He’s by no means the focal point of the offense, but Bennett has been a steady enough player at QB to keep the offense moving, completing 63% of his passes for 8.2 yards per attempt without an interception. He’s got a very strong preference for throwing slants, seams and square in routes, but tends to avoid stuff towards the sidelines and has not shown much consistency (though not a total lack of ability) in being able to hit throws downfield.
He’s also quick on his feet and is good for 3-4 designed QB carries per game.
At wide receiver, Kearis Jackson is the go-to target on most any down. The 6’0” sophomore is a do-everything guy who can beat a man deep down field, take a screen pass, or work out of the slot. He’s got 3x as many yards as the next highest receiver, and he’s right at 40% of the production of the entire passing game.
George Pickens is the big receiver on the sideline that is mainly used in backshoulder fades and deep balls. He’s only at 87 yards so far this year, and hasn’t yet lived up to the expectations placed on him as a 5-star recruit in 2019. The same could be said of senior Demetris Robertson, another 5-star recruit that famously played recruiting games all the way until signing day and ultimately picking Georgia over Alabama.
Freshman Jermaine Burton is another guy to look out for as a guy who excels at breaking tackles on screen passes.
The Bulldogs have a couple of giant tight ends in Tre’ McKitty and John FitzPatrick who play regularly and have 6 catches between them. Again, most of that is on quick slants and seams up the middle.
The real engine of this offense, though, is the running game. Zamir White Has 300 yards on 54 attempts with 4 touchdowns this season, and Kirby Smart has no qualms slamming him right up the gut of the defense over and over and over. He’s spelled by the speedy Kenny McIntosh, who’s used in sort of the old Kenyan Drake role as a change-of-pace receiving back. Finally, true freshman Kendall Milton will come in for a drive to give White a break at times.
While the Alabama offense and the Georgia defense will be a clash of the Titans, the matchup on the other side of things is a bit of a wet noodle fight. While Georgia’s offense has been... okay... They’ve struggled with consistently run or pass blocking, and are averaging less the 4 yards per carry despite trying to feature the run game. And while Bennett has thus far done well at avoiding sacks and throwing the ball away, he’s under plenty of duress during the game.
Alabama’s defensive line played exceptionally against Missouri, but struggled mightily against the senior-laden A&M offensive line and against Ole Miss’s misdirection.
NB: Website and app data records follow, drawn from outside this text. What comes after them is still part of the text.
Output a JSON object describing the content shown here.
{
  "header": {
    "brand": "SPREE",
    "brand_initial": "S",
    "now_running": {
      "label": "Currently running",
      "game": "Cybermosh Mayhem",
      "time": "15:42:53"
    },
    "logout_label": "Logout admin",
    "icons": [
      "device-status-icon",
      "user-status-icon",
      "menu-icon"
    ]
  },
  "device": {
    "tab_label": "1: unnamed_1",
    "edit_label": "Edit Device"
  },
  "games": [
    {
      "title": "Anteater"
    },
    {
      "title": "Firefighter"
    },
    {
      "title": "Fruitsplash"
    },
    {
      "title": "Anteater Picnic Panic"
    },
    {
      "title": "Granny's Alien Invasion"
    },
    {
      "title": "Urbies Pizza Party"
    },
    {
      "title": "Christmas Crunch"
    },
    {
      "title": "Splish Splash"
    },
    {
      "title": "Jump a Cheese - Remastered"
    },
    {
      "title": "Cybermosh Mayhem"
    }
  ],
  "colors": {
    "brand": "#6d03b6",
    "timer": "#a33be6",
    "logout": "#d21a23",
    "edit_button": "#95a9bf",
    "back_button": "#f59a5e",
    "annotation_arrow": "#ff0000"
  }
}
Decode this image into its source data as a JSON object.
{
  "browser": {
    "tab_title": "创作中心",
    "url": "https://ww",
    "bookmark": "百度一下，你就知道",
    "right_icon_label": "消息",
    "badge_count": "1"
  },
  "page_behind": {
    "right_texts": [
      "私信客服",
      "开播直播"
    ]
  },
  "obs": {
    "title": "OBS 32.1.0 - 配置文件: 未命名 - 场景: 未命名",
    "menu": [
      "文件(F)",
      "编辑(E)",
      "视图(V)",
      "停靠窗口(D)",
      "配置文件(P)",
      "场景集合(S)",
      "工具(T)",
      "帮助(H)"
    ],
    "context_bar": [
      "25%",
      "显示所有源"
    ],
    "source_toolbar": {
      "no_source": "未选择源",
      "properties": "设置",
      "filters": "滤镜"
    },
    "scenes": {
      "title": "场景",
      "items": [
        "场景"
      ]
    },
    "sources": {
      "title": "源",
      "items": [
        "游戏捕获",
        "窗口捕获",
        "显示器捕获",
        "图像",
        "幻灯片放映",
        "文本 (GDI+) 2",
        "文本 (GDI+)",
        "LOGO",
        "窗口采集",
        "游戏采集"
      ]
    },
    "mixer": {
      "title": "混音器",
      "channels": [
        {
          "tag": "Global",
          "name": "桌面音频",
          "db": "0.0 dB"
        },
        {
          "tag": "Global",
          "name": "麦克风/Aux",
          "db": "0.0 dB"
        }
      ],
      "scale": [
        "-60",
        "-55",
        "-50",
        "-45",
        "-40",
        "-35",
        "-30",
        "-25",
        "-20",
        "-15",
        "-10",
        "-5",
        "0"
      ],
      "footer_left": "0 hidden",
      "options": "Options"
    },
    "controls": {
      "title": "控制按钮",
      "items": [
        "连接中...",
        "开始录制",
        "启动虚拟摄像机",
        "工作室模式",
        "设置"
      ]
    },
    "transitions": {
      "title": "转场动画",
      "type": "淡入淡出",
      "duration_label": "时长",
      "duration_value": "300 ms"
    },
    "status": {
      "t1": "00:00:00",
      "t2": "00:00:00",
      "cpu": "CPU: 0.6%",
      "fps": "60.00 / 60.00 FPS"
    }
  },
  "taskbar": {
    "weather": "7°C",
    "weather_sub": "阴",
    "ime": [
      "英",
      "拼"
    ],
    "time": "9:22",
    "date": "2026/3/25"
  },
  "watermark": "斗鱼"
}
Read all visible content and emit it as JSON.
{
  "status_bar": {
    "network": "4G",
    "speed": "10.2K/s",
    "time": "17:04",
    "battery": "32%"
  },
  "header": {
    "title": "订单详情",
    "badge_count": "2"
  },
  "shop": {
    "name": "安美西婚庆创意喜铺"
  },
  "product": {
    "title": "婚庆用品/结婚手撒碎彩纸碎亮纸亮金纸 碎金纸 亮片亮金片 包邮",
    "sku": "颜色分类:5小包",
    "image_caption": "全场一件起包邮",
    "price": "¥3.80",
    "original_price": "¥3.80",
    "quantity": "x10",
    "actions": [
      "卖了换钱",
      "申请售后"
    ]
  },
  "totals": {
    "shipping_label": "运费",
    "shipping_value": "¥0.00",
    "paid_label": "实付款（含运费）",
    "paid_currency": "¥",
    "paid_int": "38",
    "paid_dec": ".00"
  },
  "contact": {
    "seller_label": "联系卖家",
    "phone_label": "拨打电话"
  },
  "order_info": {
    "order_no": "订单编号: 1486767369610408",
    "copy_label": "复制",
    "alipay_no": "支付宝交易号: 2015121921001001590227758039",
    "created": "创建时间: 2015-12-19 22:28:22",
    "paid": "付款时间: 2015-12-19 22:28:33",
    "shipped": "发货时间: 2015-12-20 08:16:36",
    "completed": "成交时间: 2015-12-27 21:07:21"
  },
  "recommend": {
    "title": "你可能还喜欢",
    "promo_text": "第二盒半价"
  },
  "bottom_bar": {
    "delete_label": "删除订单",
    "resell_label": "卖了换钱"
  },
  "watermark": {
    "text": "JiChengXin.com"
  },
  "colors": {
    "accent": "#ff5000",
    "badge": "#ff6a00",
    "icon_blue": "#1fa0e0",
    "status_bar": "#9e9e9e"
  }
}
A more straightforward match against Georgia’s line might be just the key to getting them back on track.
Alabama’s outside corners should also have no problem with George Pickens or really anyone on the outside. Don’t expect too much in the way of the deep ball.
The biggest issue for Alabama will be what plagued them the last two weeks: the seams. If the Tide safeties don’t fix their issues, then Bennett is going to throw to Kearis Jackson and the tight ends across the middle all game long, and will happily toss some checkdowns to McIntosh out of the backfield. Plus, the Tide defense struggled to tackle Matt Corral in the backfield, and Bennett will likely give them similar issues with his agility.
I don’t expect this offense to totally stun the Tide defense like Ole Miss did, but they have plenty of talent and just the type of QB that tends to give Alabama problems. I’d ultimately expect them to score in the high 20s to low 30s.